Sarah Silverman, Jamie Lee Curtis and Michael Rapaport are among those in Hollywood and the larger entertainment and media industry responding to a recent tweet from Kanye West repeatedly labeled antisemitic by the American Defamation League and others.
In a tweet featuring West’s now-removed Twitter statement, which he posted Saturday night, Curtis told the rapper that his “words hurt and incite violence.”
“The holiest day in Judaism was last week. Words matter. A threat to Jewish people ended once in a genocide,” she wrote. “You are a father. Please stop.”
Comedian Sarah Silverman addressed what she describes as silence from those outside the Jewish community following West’s statements. “Kanye threatened the Jews yesterday on twitter and it’s not even trending,” she wrote. “Why do mostly only Jews speak up against Jewish hate? The silence is so loud.”
Actor and comedian Michael Rapaport addressed his previous defenses of West during his public spat with Pete Davidson while calling the rapper a “creep” and arguing that he’s pushing the same rhetoric as U.S. Rep. Marjorie Taylor Green and those who attended the Unite the Right rally in Charlottesville.
The comments follow Twitter removing Ye’s tweet on Saturday for violating the platform’s rules after the rapper wrote that he was going to go “death con 3 On JEWISH PEOPLE.”
“The funny thing is I actually can’t be Anti Semitic because black people are actually Jew also You guys have toyed with me and tried to black ball anyone whoever opposes your agenda,” he ended the tweet.
Under Twitter’s rules, hateful conduct, or the promotion of violence against, threats or harassment of other people on the basis of several identity-related factors, including race, ethnicity, national origin and religious affiliation, is prohibited in tweets, but also images and handles.
The Hollywood Reporter has reached out to Twitter for comment on West’s violation.
The comment followed Meta’s removal of Instagram posts by West for violating that platform’s policies after he posted text messages between him and fellow rapper P. Diddy claiming he would “show the Jews that told you to call me that no one can threaten or influence me.”

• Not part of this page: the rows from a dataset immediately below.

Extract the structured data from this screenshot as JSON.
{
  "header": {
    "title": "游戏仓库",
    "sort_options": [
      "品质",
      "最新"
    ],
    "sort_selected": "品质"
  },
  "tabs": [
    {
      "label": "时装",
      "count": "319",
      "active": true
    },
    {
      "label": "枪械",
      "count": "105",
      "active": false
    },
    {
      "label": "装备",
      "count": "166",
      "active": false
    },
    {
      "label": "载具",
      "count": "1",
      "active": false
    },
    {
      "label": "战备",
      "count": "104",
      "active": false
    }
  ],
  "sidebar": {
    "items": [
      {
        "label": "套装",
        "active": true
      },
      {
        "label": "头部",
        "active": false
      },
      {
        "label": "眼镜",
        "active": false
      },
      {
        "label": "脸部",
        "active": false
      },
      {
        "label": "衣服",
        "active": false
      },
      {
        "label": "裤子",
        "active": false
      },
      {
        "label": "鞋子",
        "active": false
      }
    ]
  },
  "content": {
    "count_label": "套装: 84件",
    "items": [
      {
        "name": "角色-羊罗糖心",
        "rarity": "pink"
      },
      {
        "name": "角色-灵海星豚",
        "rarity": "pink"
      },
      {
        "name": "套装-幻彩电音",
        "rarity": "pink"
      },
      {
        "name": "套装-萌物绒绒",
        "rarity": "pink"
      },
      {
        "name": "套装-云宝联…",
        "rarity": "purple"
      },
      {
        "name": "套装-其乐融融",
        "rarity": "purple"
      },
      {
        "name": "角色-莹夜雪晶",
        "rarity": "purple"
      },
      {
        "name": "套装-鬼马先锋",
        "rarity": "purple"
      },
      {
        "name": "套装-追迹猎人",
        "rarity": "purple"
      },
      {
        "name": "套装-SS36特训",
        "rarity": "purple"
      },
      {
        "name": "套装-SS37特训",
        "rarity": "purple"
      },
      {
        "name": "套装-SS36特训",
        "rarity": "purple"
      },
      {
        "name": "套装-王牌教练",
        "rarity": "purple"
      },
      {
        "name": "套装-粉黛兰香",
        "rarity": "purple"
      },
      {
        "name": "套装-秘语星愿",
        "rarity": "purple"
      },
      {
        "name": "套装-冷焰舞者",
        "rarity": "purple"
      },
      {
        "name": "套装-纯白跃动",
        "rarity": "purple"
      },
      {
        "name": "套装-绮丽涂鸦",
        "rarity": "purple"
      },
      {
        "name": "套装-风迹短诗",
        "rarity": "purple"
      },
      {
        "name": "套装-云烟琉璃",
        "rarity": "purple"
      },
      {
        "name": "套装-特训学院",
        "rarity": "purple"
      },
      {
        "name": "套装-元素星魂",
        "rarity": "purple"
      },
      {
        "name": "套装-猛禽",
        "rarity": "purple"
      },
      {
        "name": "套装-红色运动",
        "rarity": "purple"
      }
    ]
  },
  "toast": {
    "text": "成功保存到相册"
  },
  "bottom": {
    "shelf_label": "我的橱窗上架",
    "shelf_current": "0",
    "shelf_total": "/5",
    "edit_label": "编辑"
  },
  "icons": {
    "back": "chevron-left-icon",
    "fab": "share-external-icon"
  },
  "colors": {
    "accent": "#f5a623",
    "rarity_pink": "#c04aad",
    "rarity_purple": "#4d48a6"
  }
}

A spokesperson with Meta confirmed to THR that the company had deleted content from the @kanyewest handle, the rapper’s official Instagram account. While it’s still visible, the account has been restricted. Meta applies its restriction policy following users’ repeated violations and can temporarily prevent them from sharing posts, writing comments or sending direct messages.

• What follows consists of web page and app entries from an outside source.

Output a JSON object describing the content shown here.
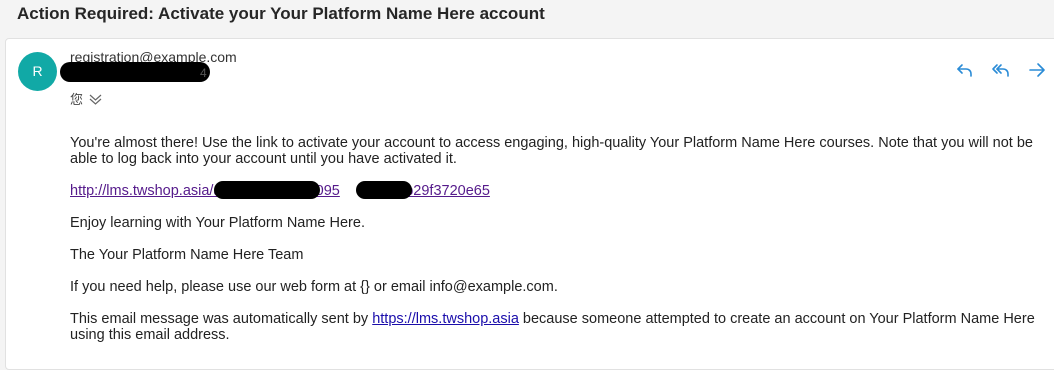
{
  "subject": "Action Required: Activate your Your Platform Name Here account",
  "sender": {
    "avatar_letter": "R",
    "email": "registration@example.com",
    "recipient_suffix": "4",
    "details_label": "您"
  },
  "actions": {
    "reply_icon": "reply-icon",
    "reply_all_icon": "reply-all-icon",
    "forward_icon": "forward-icon"
  },
  "body": {
    "intro": "You're almost there! Use the link to activate your account to access engaging, high-quality Your Platform Name Here courses. Note that you will not be able to log back into your account until you have activated it.",
    "activation_link_start": "http://lms.twshop.asia/a",
    "activation_link_mid": "1a095",
    "activation_link_end": "e0cb29f3720e65",
    "enjoy": "Enjoy learning with Your Platform Name Here.",
    "signoff": "The Your Platform Name Here Team",
    "help": "If you need help, please use our web form at {} or email info@example.com.",
    "auto_prefix": "This email message was automatically sent by ",
    "auto_link": "https://lms.twshop.asia",
    "auto_suffix": " because someone attempted to create an account on Your Platform Name Here using this email address."
  },
  "colors": {
    "avatar": "#11a9a6",
    "icon_blue": "#2a8bd6",
    "visited_link": "#551a8b",
    "link": "#1a0dab"
  }
}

While it’s not clear which rule the tweet or Instagram post violated, they — published around the same time as West’s controversial Tucker Carlson interview — have been labeled bigoted and antisemitic by a number of entities beyond Hollywood, including the ADL, which addressed West’s comments on two separate occasions this past week.
“Power. Disloyalty. Greed. Deicide. Blood. Denial. Anti-Zionism. All of these are antisemitic tropes,” the ADL’s Sunday statement reads. “Many of these myths have influenced @KanyeWest’s comments recently, and it’s dangerous.”

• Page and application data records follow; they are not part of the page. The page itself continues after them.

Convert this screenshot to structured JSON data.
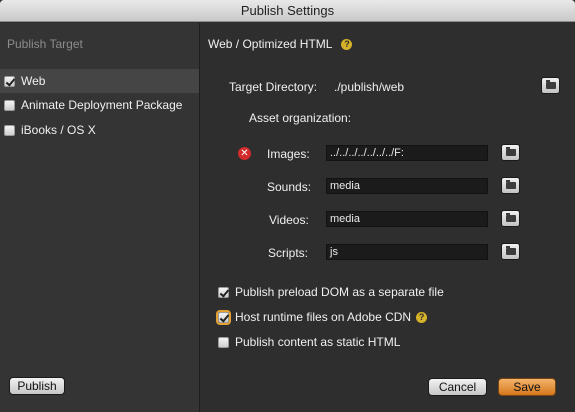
{
  "window": {
    "title": "Publish Settings"
  },
  "sidebar": {
    "header": "Publish Target",
    "targets": [
      {
        "label": "Web",
        "checked": true,
        "selected": true
      },
      {
        "label": "Animate Deployment Package",
        "checked": false,
        "selected": false
      },
      {
        "label": "iBooks / OS X",
        "checked": false,
        "selected": false
      }
    ],
    "publish_button": "Publish"
  },
  "main": {
    "title": "Web / Optimized HTML",
    "target_directory": {
      "label": "Target Directory:",
      "value": "./publish/web"
    },
    "asset_organization_label": "Asset organization:",
    "assets": [
      {
        "label": "Images:",
        "value": "../../../../../../../F:",
        "error": true
      },
      {
        "label": "Sounds:",
        "value": "media",
        "error": false
      },
      {
        "label": "Videos:",
        "value": "media",
        "error": false
      },
      {
        "label": "Scripts:",
        "value": "js",
        "error": false
      }
    ],
    "options": [
      {
        "label": "Publish preload DOM as a separate file",
        "checked": true,
        "help": false
      },
      {
        "label": "Host runtime files on Adobe CDN",
        "checked": true,
        "help": true
      },
      {
        "label": "Publish content as static HTML",
        "checked": false,
        "help": false
      }
    ],
    "cancel_button": "Cancel",
    "save_button": "Save"
  },
  "colors": {
    "accent": "#e5a231",
    "help": "#d6b229",
    "error": "#d12b2b"
  }
}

On Friday, the American Defamation League also responded to earlier comments made by the rapper and his decision to wear a White Lives Matter shirt.
“The behavior exhibited this week by @kanyewest is deeply troubling, dangerous, and antisemitic, period. There is no excuse for his propagating of white supremacist slogans and classic #antisemitism about Jewish power, especially with the platform he has,” the organization tweeted on Oct. 7.